In 1949, the Austrian/American Mathematician Kurt Gödel used Albert Einstein’s equations from the General Theory of Relativity to prove the non-existence of time. In this proof, Gödel showed that within universes governed by the General Theory of Relativity, the past and the future could exist simultaneously. According to Gödel, “if time travel is possible, then time itself is impossible. A past that can be revisited has not really passed. Time is either necessary or nothing; if it disappears in one possible universe, it is undermined in every possible universe, including our own.”
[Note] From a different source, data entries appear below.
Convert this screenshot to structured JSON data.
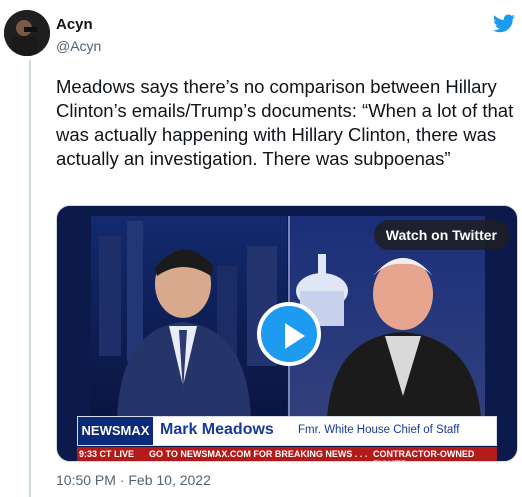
{
  "tweet": {
    "name": "Acyn",
    "handle": "@Acyn",
    "text": "Meadows says there’s no comparison between Hillary Clinton’s emails/Trump’s documents: “When a lot of that was actually happening with Hillary Clinton, there was actually an investigation. There was subpoenas”",
    "timestamp": "10:50 PM · Feb 10, 2022"
  },
  "media": {
    "watch_label": "Watch on Twitter",
    "lower_third": {
      "logo": "NEWSMAX",
      "name": "Mark Meadows",
      "role": "Fmr. White House Chief of Staff"
    },
    "ticker": {
      "time": "9:33 CT  LIVE",
      "message1": "GO TO NEWSMAX.COM FOR BREAKING NEWS . . .",
      "message2": "CONTRACTOR-OWNED FIGHTE"
    }
  },
  "colors": {
    "twitter_blue": "#1d9bf0",
    "newsmax_blue": "#0b2a7a",
    "ticker_red": "#b31b1b"
  }
}
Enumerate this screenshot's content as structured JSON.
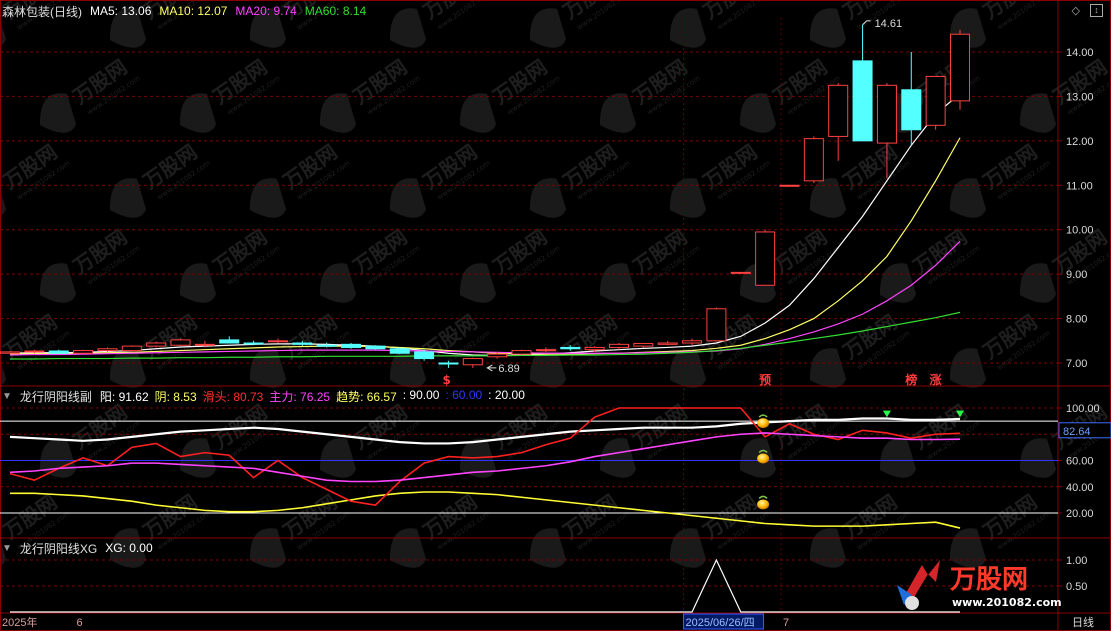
{
  "colors": {
    "bg": "#000000",
    "grid": "#7a0000",
    "axis_text": "#d9d9d9",
    "up_candle": "#ff4040",
    "down_candle": "#54ffff",
    "ma5": "#ffffff",
    "ma10": "#ffff66",
    "ma20": "#ff44ff",
    "ma60": "#33dd33"
  },
  "top_icons": [
    "diamond-icon",
    "scroll-box-icon"
  ],
  "main_panel": {
    "title": "森林包装(日线)",
    "indicators": [
      {
        "label": "MA5: 13.06",
        "color": "#ffffff"
      },
      {
        "label": "MA10: 12.07",
        "color": "#ffff66"
      },
      {
        "label": "MA20: 9.74",
        "color": "#ff44ff"
      },
      {
        "label": "MA60: 8.14",
        "color": "#33dd33"
      }
    ],
    "high_marker": "14.61",
    "low_marker": "6.89",
    "signals": [
      "$",
      "预",
      "榜",
      "涨"
    ]
  },
  "sub_panel": {
    "title": "龙行阴阳线副",
    "indicators": [
      {
        "label": "阳: 91.62",
        "color": "#ffffff"
      },
      {
        "label": "阴: 8.53",
        "color": "#ffff66"
      },
      {
        "label": "滑头: 80.73",
        "color": "#ff3030"
      },
      {
        "label": "主力: 76.25",
        "color": "#ff44ff"
      },
      {
        "label": "趋势: 66.57",
        "color": "#ffff66"
      },
      {
        "label": ": 90.00",
        "color": "#ffffff"
      },
      {
        "label": ": 60.00",
        "color": "#3333ff"
      },
      {
        "label": ": 20.00",
        "color": "#ffffff"
      }
    ],
    "current_value": "82.64"
  },
  "xg_panel": {
    "title": "龙行阴阳线XG",
    "indicators": [
      {
        "label": "XG: 0.00",
        "color": "#ffffff"
      }
    ]
  },
  "x_axis": {
    "labels": [
      {
        "text": "2025年",
        "index": 0
      },
      {
        "text": "6",
        "index": 3
      },
      {
        "text": "2025/06/26/四",
        "index": 28,
        "highlight": true
      },
      {
        "text": "7",
        "index": 32
      }
    ],
    "period": "日线"
  },
  "watermark": {
    "brand": "万股网",
    "site": "www.201082.com"
  },
  "chart_data": {
    "type": "candlestick",
    "panels": [
      {
        "name": "price",
        "ylim": [
          6.7,
          14.8
        ],
        "yticks": [
          7.0,
          8.0,
          9.0,
          10.0,
          11.0,
          12.0,
          13.0,
          14.0
        ],
        "candles": [
          [
            7.22,
            7.27,
            7.2,
            7.25
          ],
          [
            7.25,
            7.3,
            7.22,
            7.27
          ],
          [
            7.27,
            7.3,
            7.2,
            7.22
          ],
          [
            7.22,
            7.3,
            7.2,
            7.28
          ],
          [
            7.28,
            7.35,
            7.25,
            7.32
          ],
          [
            7.28,
            7.4,
            7.25,
            7.38
          ],
          [
            7.38,
            7.48,
            7.35,
            7.45
          ],
          [
            7.4,
            7.55,
            7.38,
            7.52
          ],
          [
            7.4,
            7.5,
            7.35,
            7.42
          ],
          [
            7.52,
            7.6,
            7.48,
            7.45
          ],
          [
            7.45,
            7.5,
            7.4,
            7.44
          ],
          [
            7.48,
            7.55,
            7.45,
            7.5
          ],
          [
            7.45,
            7.5,
            7.38,
            7.42
          ],
          [
            7.4,
            7.46,
            7.35,
            7.38
          ],
          [
            7.42,
            7.45,
            7.32,
            7.35
          ],
          [
            7.38,
            7.4,
            7.3,
            7.32
          ],
          [
            7.32,
            7.36,
            7.2,
            7.22
          ],
          [
            7.25,
            7.3,
            7.05,
            7.1
          ],
          [
            7.0,
            7.05,
            6.89,
            6.98
          ],
          [
            6.96,
            7.12,
            6.89,
            7.1
          ],
          [
            7.14,
            7.25,
            7.1,
            7.2
          ],
          [
            7.2,
            7.3,
            7.18,
            7.28
          ],
          [
            7.28,
            7.35,
            7.25,
            7.3
          ],
          [
            7.35,
            7.4,
            7.28,
            7.32
          ],
          [
            7.3,
            7.38,
            7.25,
            7.35
          ],
          [
            7.35,
            7.45,
            7.3,
            7.42
          ],
          [
            7.38,
            7.45,
            7.35,
            7.44
          ],
          [
            7.42,
            7.5,
            7.4,
            7.45
          ],
          [
            7.45,
            7.55,
            7.4,
            7.5
          ],
          [
            7.5,
            8.25,
            7.48,
            8.22
          ],
          [
            9.04,
            9.04,
            9.04,
            9.04
          ],
          [
            8.75,
            10.0,
            8.75,
            9.95
          ],
          [
            11.0,
            11.0,
            11.0,
            11.0
          ],
          [
            11.1,
            12.1,
            11.05,
            12.05
          ],
          [
            12.1,
            13.3,
            11.55,
            13.25
          ],
          [
            13.8,
            14.61,
            12.0,
            12.0
          ],
          [
            11.95,
            13.3,
            11.15,
            13.25
          ],
          [
            13.15,
            14.0,
            11.9,
            12.25
          ],
          [
            12.35,
            13.45,
            12.25,
            13.45
          ],
          [
            12.9,
            14.5,
            12.7,
            14.4
          ]
        ],
        "series": [
          {
            "name": "MA5",
            "values": [
              7.22,
              7.23,
              7.23,
              7.24,
              7.26,
              7.28,
              7.32,
              7.36,
              7.38,
              7.4,
              7.42,
              7.43,
              7.43,
              7.42,
              7.4,
              7.38,
              7.34,
              7.28,
              7.22,
              7.18,
              7.17,
              7.18,
              7.2,
              7.23,
              7.27,
              7.3,
              7.33,
              7.35,
              7.38,
              7.45,
              7.6,
              7.9,
              8.3,
              8.9,
              9.6,
              10.3,
              11.1,
              11.9,
              12.6,
              13.06
            ]
          },
          {
            "name": "MA10",
            "values": [
              7.2,
              7.21,
              7.21,
              7.22,
              7.23,
              7.24,
              7.26,
              7.28,
              7.3,
              7.32,
              7.34,
              7.36,
              7.37,
              7.38,
              7.38,
              7.37,
              7.35,
              7.32,
              7.28,
              7.25,
              7.22,
              7.21,
              7.2,
              7.2,
              7.21,
              7.22,
              7.24,
              7.26,
              7.28,
              7.33,
              7.4,
              7.55,
              7.75,
              8.0,
              8.4,
              8.85,
              9.4,
              10.2,
              11.1,
              12.07
            ]
          },
          {
            "name": "MA20",
            "values": [
              7.18,
              7.19,
              7.19,
              7.2,
              7.21,
              7.22,
              7.23,
              7.24,
              7.25,
              7.26,
              7.27,
              7.28,
              7.29,
              7.29,
              7.29,
              7.29,
              7.28,
              7.27,
              7.26,
              7.25,
              7.24,
              7.23,
              7.22,
              7.22,
              7.22,
              7.22,
              7.23,
              7.24,
              7.25,
              7.27,
              7.32,
              7.42,
              7.55,
              7.7,
              7.88,
              8.1,
              8.4,
              8.75,
              9.2,
              9.74
            ]
          },
          {
            "name": "MA60",
            "values": [
              7.09,
              7.09,
              7.1,
              7.1,
              7.1,
              7.11,
              7.11,
              7.12,
              7.12,
              7.13,
              7.13,
              7.14,
              7.14,
              7.15,
              7.15,
              7.15,
              7.15,
              7.16,
              7.16,
              7.16,
              7.16,
              7.17,
              7.17,
              7.18,
              7.18,
              7.19,
              7.2,
              7.22,
              7.24,
              7.28,
              7.33,
              7.4,
              7.47,
              7.55,
              7.63,
              7.72,
              7.82,
              7.92,
              8.02,
              8.14
            ]
          }
        ]
      },
      {
        "name": "龙行阴阳线副",
        "ylim": [
          0,
          105
        ],
        "yticks": [
          20.0,
          40.0,
          60.0,
          80.0,
          100.0
        ],
        "hlines": [
          {
            "value": 90,
            "color": "#ffffff"
          },
          {
            "value": 60,
            "color": "#3333ff"
          },
          {
            "value": 20,
            "color": "#ffffff"
          }
        ],
        "series": [
          {
            "name": "阳",
            "values": [
              78,
              77,
              76,
              75,
              76,
              78,
              80,
              82,
              83,
              84,
              85,
              84,
              82,
              80,
              78,
              76,
              74,
              73,
              73,
              74,
              76,
              78,
              80,
              82,
              83,
              84,
              85,
              85,
              85,
              86,
              88,
              89,
              90,
              91,
              91,
              92,
              92,
              91,
              91,
              91.62
            ]
          },
          {
            "name": "阴",
            "values": [
              35,
              35,
              34,
              33,
              31,
              29,
              26,
              24,
              22,
              21,
              21,
              22,
              24,
              27,
              30,
              33,
              35,
              36,
              36,
              35,
              34,
              32,
              30,
              28,
              26,
              24,
              22,
              20,
              18,
              16,
              14,
              12,
              11,
              10,
              10,
              10,
              11,
              12,
              13,
              8.53
            ]
          },
          {
            "name": "滑头",
            "values": [
              50,
              45,
              54,
              62,
              56,
              70,
              73,
              63,
              66,
              64,
              47,
              60,
              47,
              38,
              29,
              26,
              44,
              58,
              63,
              62,
              63,
              66,
              72,
              77,
              93,
              100,
              100,
              100,
              100,
              100,
              100,
              78,
              88,
              80,
              76,
              83,
              81,
              77,
              80,
              80.73
            ]
          },
          {
            "name": "主力",
            "values": [
              51,
              52,
              54,
              55,
              56,
              58,
              58,
              57,
              56,
              55,
              54,
              51,
              48,
              45,
              44,
              44,
              45,
              47,
              49,
              51,
              52,
              54,
              56,
              59,
              63,
              66,
              69,
              72,
              75,
              78,
              80,
              81,
              80,
              79,
              78,
              77,
              77,
              76,
              76,
              76.25
            ]
          }
        ]
      },
      {
        "name": "龙行阴阳线XG",
        "ylim": [
          0,
          1.15
        ],
        "yticks": [
          0.5,
          1.0
        ],
        "series": [
          {
            "name": "XG",
            "values": [
              0,
              0,
              0,
              0,
              0,
              0,
              0,
              0,
              0,
              0,
              0,
              0,
              0,
              0,
              0,
              0,
              0,
              0,
              0,
              0,
              0,
              0,
              0,
              0,
              0,
              0,
              0,
              0,
              0,
              1,
              0,
              0,
              0,
              0,
              0,
              0,
              0,
              0,
              0,
              0
            ]
          }
        ]
      }
    ]
  }
}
Buried within the seven sound worlds that comprise The Planets—the angular driving energy of Mars, the gentle mysticism of Venus, the playful brilliance of Mercury, the gregarious optimism of Jupiter, the austere introspection of Saturn, the mischievous confidence of Uranus, and the boundlessness of Neptune—are references to both the past (Stravinsky’s Rite of Spring, Dukas’ Sorcerer’s Apprentice) and the future (Copland’s Appalachian Spring, Bartok Concerto for Orchestra and John Williams’ Film Music for Star Wars and Harry Potter).

Attendees of the premiere of The Planets in 1918 experienced the past and the future simultaneously in the present, perhaps disproving the existence of time almost as effectively as the possibility of people completing a sufficiently long round trip in a rocket ship in Gödel’s universe traveling back to any point in their past.

As a result, Holst not only transports the listener to points beyond our familiar existence on Earth through distinctive use of color and masterful narratives, but also allows us to experience a few brief moments of eternalism where his masterful reinterpretation of the past, and his impact on the future of classical music intersect in a powerful musical temporal anomaly.